Mayor Marty Walsh announced Tuesday that he will accept all final recommendations of the Boston Police Task Force, appointed by Walsh in June, in the wake of the killing of George Floyd by Minneapolis police, to review police practices and policies and to recommend reforms.

Walsh called the steps contained in the final recommendations — largely the same as those presented in a preliminary report — “bold” and “aggressive” measures that will make the BPD a national model of proactive police reform.

The recommendations include creating a new police oversight board with the power to investigate allegations of police misconduct and with the power to subpoena evidence and witnesses to support those investigations.

The mayor also announced his intention to submit a home rule petition to Boston City Council which, if sent to Beacon Hill and approved by the state legislature, would amend the city’s civil service apparatus to give Boston public and private school students preference in applying for jobs within the police department.
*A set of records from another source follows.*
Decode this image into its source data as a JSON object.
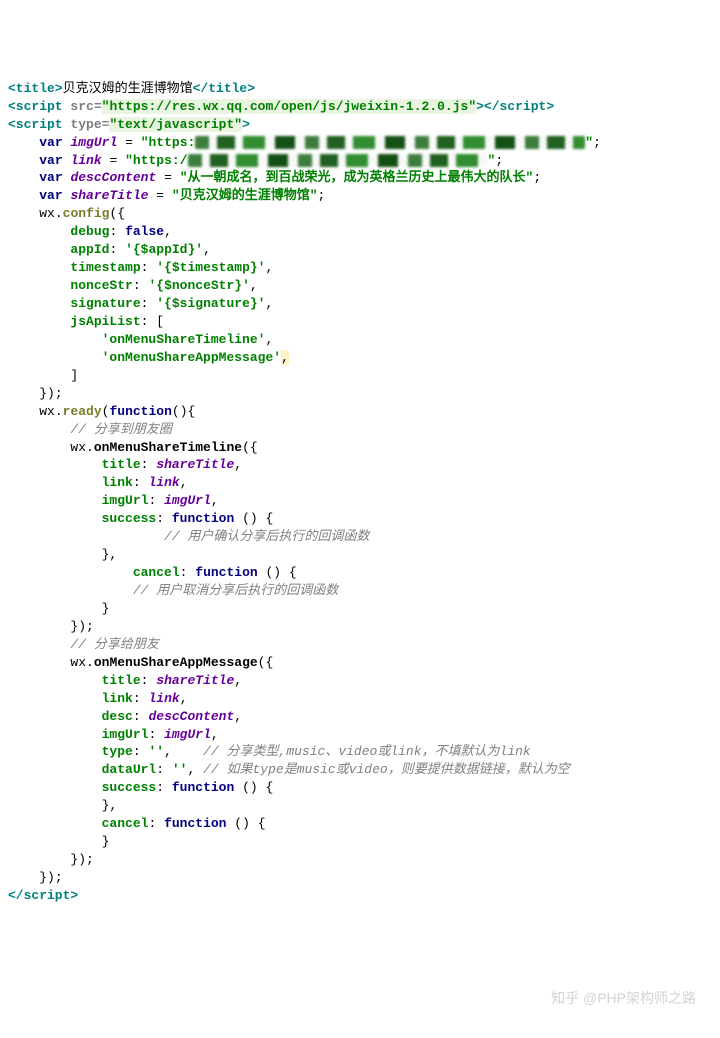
{
  "title_text": "贝克汉姆的生涯博物馆",
  "script_src": "https://res.wx.qq.com/open/js/jweixin-1.2.0.js",
  "script_type": "text/javascript",
  "vars": {
    "imgUrl_prefix": "\"https:",
    "imgUrl_suffix": "\"",
    "link_prefix": "\"https:/",
    "link_suffix": "\"",
    "descContent": "\"从一朝成名，到百战荣光，成为英格兰历史上最伟大的队长\"",
    "shareTitle": "\"贝克汉姆的生涯博物馆\""
  },
  "config": {
    "fn": "config",
    "debug_key": "debug",
    "debug_val": "false",
    "appId_key": "appId",
    "appId_val": "'{$appId}'",
    "timestamp_key": "timestamp",
    "timestamp_val": "'{$timestamp}'",
    "nonceStr_key": "nonceStr",
    "nonceStr_val": "'{$nonceStr}'",
    "signature_key": "signature",
    "signature_val": "'{$signature}'",
    "jsApiList_key": "jsApiList",
    "jsApiList": [
      "'onMenuShareTimeline'",
      "'onMenuShareAppMessage'"
    ]
  },
  "ready": {
    "fn": "ready",
    "timeline_comment": "// 分享到朋友圈",
    "timeline_fn": "onMenuShareTimeline",
    "timeline": {
      "title": "title",
      "title_v": "shareTitle",
      "link": "link",
      "link_v": "link",
      "imgUrl": "imgUrl",
      "imgUrl_v": "imgUrl",
      "success": "success",
      "success_comment": "// 用户确认分享后执行的回调函数",
      "cancel": "cancel",
      "cancel_comment": "// 用户取消分享后执行的回调函数"
    },
    "appmsg_comment": "// 分享给朋友",
    "appmsg_fn": "onMenuShareAppMessage",
    "appmsg": {
      "title": "title",
      "title_v": "shareTitle",
      "link": "link",
      "link_v": "link",
      "desc": "desc",
      "desc_v": "descContent",
      "imgUrl": "imgUrl",
      "imgUrl_v": "imgUrl",
      "type": "type",
      "type_v": "''",
      "type_comment": "// 分享类型,music、video或link，不填默认为link",
      "dataUrl": "dataUrl",
      "dataUrl_v": "''",
      "dataUrl_comment": "// 如果type是music或video，则要提供数据链接，默认为空",
      "success": "success",
      "cancel": "cancel"
    }
  },
  "watermark": "知乎 @PHP架构师之路"
}
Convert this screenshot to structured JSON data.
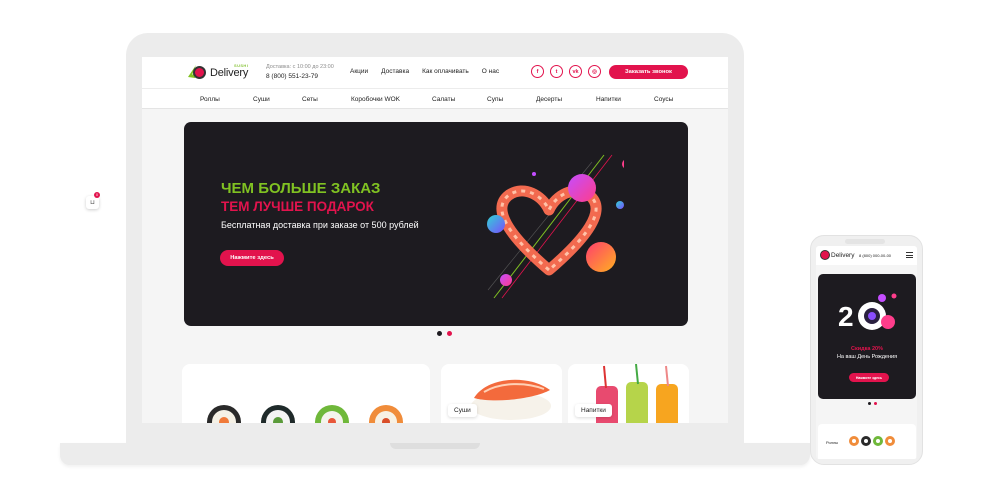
{
  "brand": {
    "name": "Delivery",
    "sub": "SUSHI",
    "accent": "#e2134d",
    "green": "#80c222"
  },
  "header": {
    "hours": "Доставка: с 10:00 до 23:00",
    "phone": "8 (800) 551-23-79",
    "nav": [
      "Акции",
      "Доставка",
      "Как оплачивать",
      "О нас"
    ],
    "socials": [
      {
        "icon": "facebook-icon",
        "glyph": "f"
      },
      {
        "icon": "twitter-icon",
        "glyph": "t"
      },
      {
        "icon": "vk-icon",
        "glyph": "vk"
      },
      {
        "icon": "instagram-icon",
        "glyph": "◎"
      }
    ],
    "callback_label": "Заказать звонок"
  },
  "categories": [
    "Роллы",
    "Суши",
    "Сеты",
    "Коробочки WOK",
    "Салаты",
    "Супы",
    "Десерты",
    "Напитки",
    "Соусы"
  ],
  "banner": {
    "line1": "ЧЕМ БОЛЬШЕ ЗАКАЗ",
    "line2": "ТЕМ ЛУЧШЕ ПОДАРОК",
    "line3": "Бесплатная доставка при заказе от 500 рублей",
    "button": "Нажмите здесь"
  },
  "slider": {
    "count": 2,
    "active": 1
  },
  "cards": [
    {
      "label": ""
    },
    {
      "label": "Суши"
    },
    {
      "label": "Напитки"
    }
  ],
  "mobile": {
    "phone": "8 (800) 000-00-00",
    "banner_line1": "Скидка 20%",
    "banner_line2": "На ваш День Рождения",
    "button": "Нажмите здесь",
    "card_label": "Роллы",
    "cart_count": "0"
  }
}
Task force chairman and former U.S. Prosecutor Wayne Budd thanked his fellow task force members for their work over the summer and the resulting report.

“Despite frequent, vigorous debates, our work was accomplished while maintaining respect and regard for one another,” Budd said.

“And in spite of the various obstacles encountered, we were able to reach consensus on the issues that came up with an excellent set of well-documented recommendations of which we can be — we can all be — justifiably proud,” Budd said.

Boston Police Commissioner William Gross, the first Black person to hold that position, also praised the task force’s work.

“What you see before you are proud representatives of the community [from] a U.S. attorney to a community activist,” Gross said, referring to task force member Jamarhl Crawford, a frequent critic of, and advocate for reforms to, the BPD.

Gross said he too supports all of the task force recommendations.

It is not entirely clear what it will take to make those recommendations official policy — especially given ongoing negotiations with the Boston Patrolmen’s Association and the union’s historic resistance to major changes around policies affecting officers.

Walsh said he has directed his administration to use “every tool at my disposal” to implement the recommendations, which Walsh said represent the BPD’s successes and not failures.

“We are in a position to take these steps because we have the best and most trusted Police department in the nation,” Walsh said.

“Boston will offer a model of how to come together and move forward in achieving racial justice in our country.”

Walsh has tapped Karilyn Crockett, appointed by Walsh this summer as the city’s first Chief of Equity, praised the task force’s work as well, noting that the recommendations are the result as well of decades of activism and advocacy around police accountability.

Crockett said she is dedicated to seeing the recommendations implemented, but that the work of ending racism in Boston is far from over.

“Today is just the next chapter on this journey,” Crockett said.